Let’s say you have two layered libraries that provide their own includes. And you have some shaders that need to use includes from either library as well as some private includes of your own. How do you gain access to their library of includes? They would have to provide access to these includes. But since there is no agreed-upon protocol for this, each library can implement this in their own way. One library might just have some loose files, while another may have put all their include shaders in an XML file format.
So your filesystem code now needs to parse whatever their mechanism for storing these things is. A “simple” stdio implementation of a filesystem goes right out the window; you must use some form of virtual file system. That means writing a lot of code. In the case of name conflicts, you have to decide which library gets primacy.
Isn’t that a rather large quantity of work for the user? It certainly isn’t “simple”, which is how you initially described this proposal. If global state and a few reasonable conventions can solve the problem without excess effort on any party, why not use that?
Now there is another way besides from what I have suggested to handle the global state issue: introduce an object “virtual GL filesystem”:
That still requires direct interference with the creation and life-span of a shader object. So it can’t work with separate_shader_objects. Nor can it work with any extension that creates programs internally based on shader source that you provide unless it also exposes this interface.
Note that my suggestion above already has this functionality in it.
No, it does not. It simply forces the user to play their own variant of “the horrific #ifdef game” in his filesystem implementation instead. It doesn’t solve the problem; it just hands it to someone else.
Adding a new entry points is NOT a big deal, GL_EXT_direct_state_access adds a ton of them, and it did not matter. The .dll/.so made was not that much bigger.
It’s not a question of the number of entrypoints (though DSA defined quite a few functions of questionable merit. Seriously, was there a need for functions like glMultiTexParameteriEXT, which still depends on bound state even though getting rid of that was the point of DSA?). It’s a question of ease of use and integration with existing code.
You spoke of layered libraries.

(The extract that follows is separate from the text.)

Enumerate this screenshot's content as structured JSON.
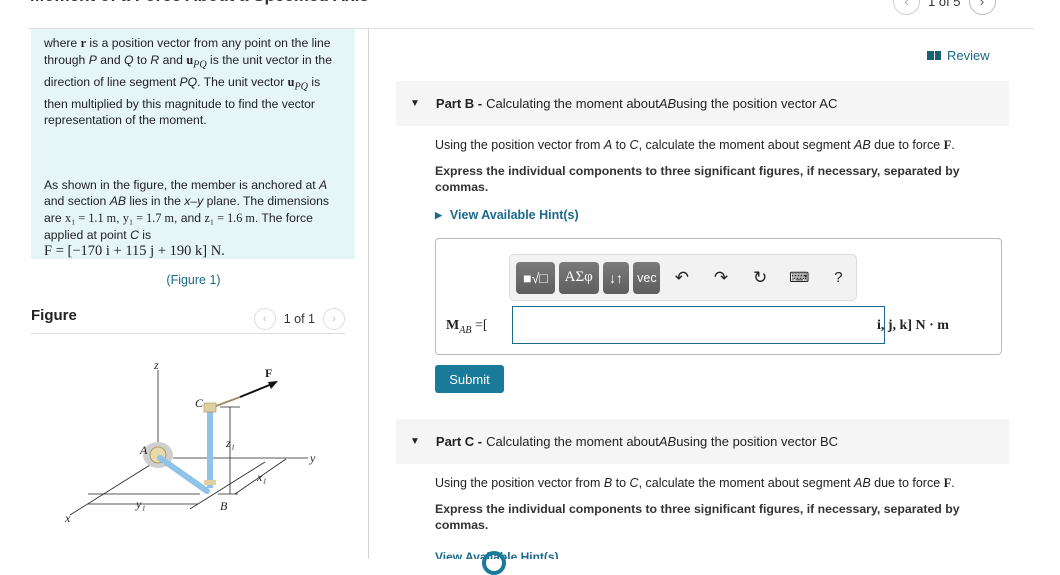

The global state of shading_language_include makes it easier to use layered libraries with includes precisely because it doesn’t add new entrypoints for compiling. Yes, it also means that layered libraries could in fact interfere with your filesystem. But the benefits of ease-of-use outweigh the risks.
Extensions need to work well with existing functionality and code. We’ve seen this time and again; people will not radically rewrite their rendering code on a whim. By making shading_language_include work with existing functions, it means that users don’t have to rewrite their code. They just add some simple initialization code and everything works perfectly. Because of this, they are more likely to actually use the feature.
Yes, this mode of thought lead directly to the weirdness of how array buffers are attached to attributes, the bind+gl*Pointer paradigm that confuses new users constantly. Even so, the ability to switch back and forth between buffer objects and client arrays with minimal code changes was instrumental to the widespread adoption of buffer objects. Yes, by now they should have corrected the API oversight, but at the time, it was a perfectly defensible and reasonable action.
And, in this case, there is no API strain caused by shading_language_include. The API is not made more obscure or difficult to use. It is plainly evident exactly what is happening: the filesystem that the user specified to OpenGL is being used for shader string inclusion, for all shader compilation. While the specific effect of shader compilation is now bound to certain global state, that’s essentially what you want when you’re talking about an include mechanism. Ultimately, any form of inclusion means that the result of compilation will be affected by state external to the shader object itself. Whether it is global GL state or some user-defined code.
Global state is not always a bad thing. Particularly when you’re dealing with a concept that is fundamentally global.